Data records: Begin

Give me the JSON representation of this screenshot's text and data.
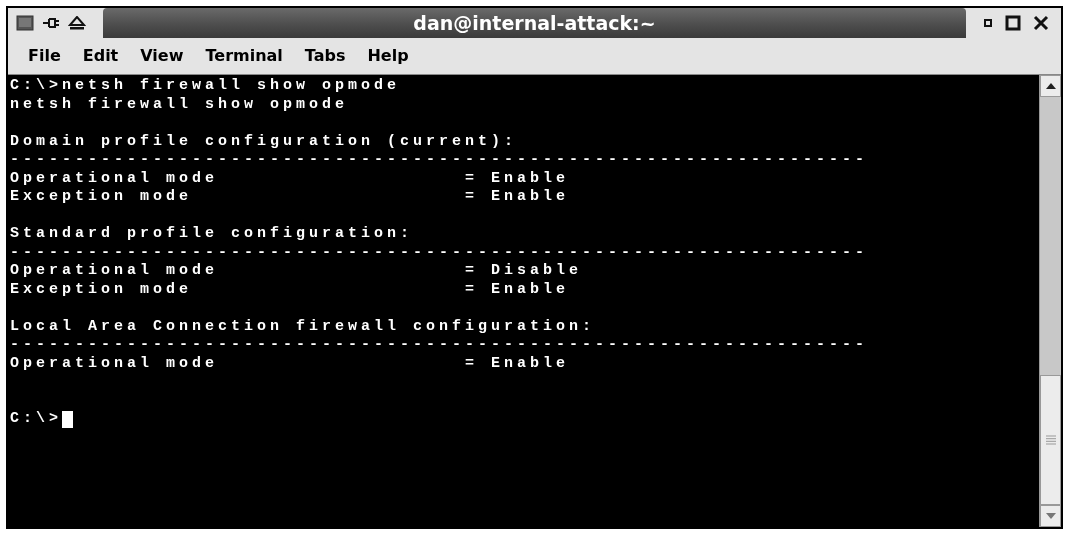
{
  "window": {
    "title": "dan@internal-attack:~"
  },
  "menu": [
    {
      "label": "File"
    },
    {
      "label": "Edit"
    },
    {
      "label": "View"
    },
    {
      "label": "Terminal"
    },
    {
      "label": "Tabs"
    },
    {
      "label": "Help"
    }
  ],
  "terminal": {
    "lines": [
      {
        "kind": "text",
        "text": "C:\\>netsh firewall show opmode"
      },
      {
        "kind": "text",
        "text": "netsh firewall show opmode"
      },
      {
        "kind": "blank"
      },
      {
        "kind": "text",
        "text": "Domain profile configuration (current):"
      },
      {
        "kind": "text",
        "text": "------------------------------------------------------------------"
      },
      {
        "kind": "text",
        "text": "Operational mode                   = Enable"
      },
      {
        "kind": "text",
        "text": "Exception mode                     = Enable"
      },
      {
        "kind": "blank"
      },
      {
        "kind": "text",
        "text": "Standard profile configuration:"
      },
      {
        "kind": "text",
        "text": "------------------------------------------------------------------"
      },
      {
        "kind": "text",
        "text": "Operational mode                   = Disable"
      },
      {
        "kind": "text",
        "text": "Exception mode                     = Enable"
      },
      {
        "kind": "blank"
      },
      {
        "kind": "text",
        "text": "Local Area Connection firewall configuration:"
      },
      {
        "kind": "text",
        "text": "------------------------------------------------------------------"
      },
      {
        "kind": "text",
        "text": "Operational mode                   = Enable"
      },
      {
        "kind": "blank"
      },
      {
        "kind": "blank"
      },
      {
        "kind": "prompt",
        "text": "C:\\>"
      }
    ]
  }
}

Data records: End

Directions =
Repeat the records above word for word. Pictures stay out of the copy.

Answer below =
Give me the JSON representation of this screenshot's text and data.
{
  "window": {
    "title": "dan@internal-attack:~"
  },
  "menu": [
    {
      "label": "File"
    },
    {
      "label": "Edit"
    },
    {
      "label": "View"
    },
    {
      "label": "Terminal"
    },
    {
      "label": "Tabs"
    },
    {
      "label": "Help"
    }
  ],
  "terminal": {
    "lines": [
      {
        "kind": "text",
        "text": "C:\\>netsh firewall show opmode"
      },
      {
        "kind": "text",
        "text": "netsh firewall show opmode"
      },
      {
        "kind": "blank"
      },
      {
        "kind": "text",
        "text": "Domain profile configuration (current):"
      },
      {
        "kind": "text",
        "text": "------------------------------------------------------------------"
      },
      {
        "kind": "text",
        "text": "Operational mode                   = Enable"
      },
      {
        "kind": "text",
        "text": "Exception mode                     = Enable"
      },
      {
        "kind": "blank"
      },
      {
        "kind": "text",
        "text": "Standard profile configuration:"
      },
      {
        "kind": "text",
        "text": "------------------------------------------------------------------"
      },
      {
        "kind": "text",
        "text": "Operational mode                   = Disable"
      },
      {
        "kind": "text",
        "text": "Exception mode                     = Enable"
      },
      {
        "kind": "blank"
      },
      {
        "kind": "text",
        "text": "Local Area Connection firewall configuration:"
      },
      {
        "kind": "text",
        "text": "------------------------------------------------------------------"
      },
      {
        "kind": "text",
        "text": "Operational mode                   = Enable"
      },
      {
        "kind": "blank"
      },
      {
        "kind": "blank"
      },
      {
        "kind": "prompt",
        "text": "C:\\>"
      }
    ]
  }
}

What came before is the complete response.